**TO DO:** Repeat the entries that follow from start to finish, keeping every character.

**DATA EXTRACTS:**

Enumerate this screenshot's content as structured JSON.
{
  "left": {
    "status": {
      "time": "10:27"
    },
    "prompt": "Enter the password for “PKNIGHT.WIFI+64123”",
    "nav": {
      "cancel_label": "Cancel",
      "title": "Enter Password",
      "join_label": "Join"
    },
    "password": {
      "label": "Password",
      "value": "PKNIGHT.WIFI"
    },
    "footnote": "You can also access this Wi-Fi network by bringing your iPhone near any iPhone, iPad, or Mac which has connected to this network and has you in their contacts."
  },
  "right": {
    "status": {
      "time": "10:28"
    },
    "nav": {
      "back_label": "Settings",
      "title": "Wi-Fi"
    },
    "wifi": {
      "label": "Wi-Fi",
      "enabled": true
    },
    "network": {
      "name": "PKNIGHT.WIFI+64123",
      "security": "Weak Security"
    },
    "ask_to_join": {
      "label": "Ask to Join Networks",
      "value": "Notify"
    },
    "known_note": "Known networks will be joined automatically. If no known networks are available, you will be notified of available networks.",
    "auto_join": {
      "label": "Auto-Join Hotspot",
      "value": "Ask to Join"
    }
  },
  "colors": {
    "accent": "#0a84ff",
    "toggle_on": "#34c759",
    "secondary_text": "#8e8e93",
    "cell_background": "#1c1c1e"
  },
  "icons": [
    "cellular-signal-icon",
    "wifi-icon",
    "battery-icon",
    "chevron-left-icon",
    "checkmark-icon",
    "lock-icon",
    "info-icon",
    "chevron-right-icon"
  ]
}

**ANSWER FOR THE TASK:**
Enumerate this screenshot's content as structured JSON.
{
  "left": {
    "status": {
      "time": "10:27"
    },
    "prompt": "Enter the password for “PKNIGHT.WIFI+64123”",
    "nav": {
      "cancel_label": "Cancel",
      "title": "Enter Password",
      "join_label": "Join"
    },
    "password": {
      "label": "Password",
      "value": "PKNIGHT.WIFI"
    },
    "footnote": "You can also access this Wi-Fi network by bringing your iPhone near any iPhone, iPad, or Mac which has connected to this network and has you in their contacts."
  },
  "right": {
    "status": {
      "time": "10:28"
    },
    "nav": {
      "back_label": "Settings",
      "title": "Wi-Fi"
    },
    "wifi": {
      "label": "Wi-Fi",
      "enabled": true
    },
    "network": {
      "name": "PKNIGHT.WIFI+64123",
      "security": "Weak Security"
    },
    "ask_to_join": {
      "label": "Ask to Join Networks",
      "value": "Notify"
    },
    "known_note": "Known networks will be joined automatically. If no known networks are available, you will be notified of available networks.",
    "auto_join": {
      "label": "Auto-Join Hotspot",
      "value": "Ask to Join"
    }
  },
  "colors": {
    "accent": "#0a84ff",
    "toggle_on": "#34c759",
    "secondary_text": "#8e8e93",
    "cell_background": "#1c1c1e"
  },
  "icons": [
    "cellular-signal-icon",
    "wifi-icon",
    "battery-icon",
    "chevron-left-icon",
    "checkmark-icon",
    "lock-icon",
    "info-icon",
    "chevron-right-icon"
  ]
}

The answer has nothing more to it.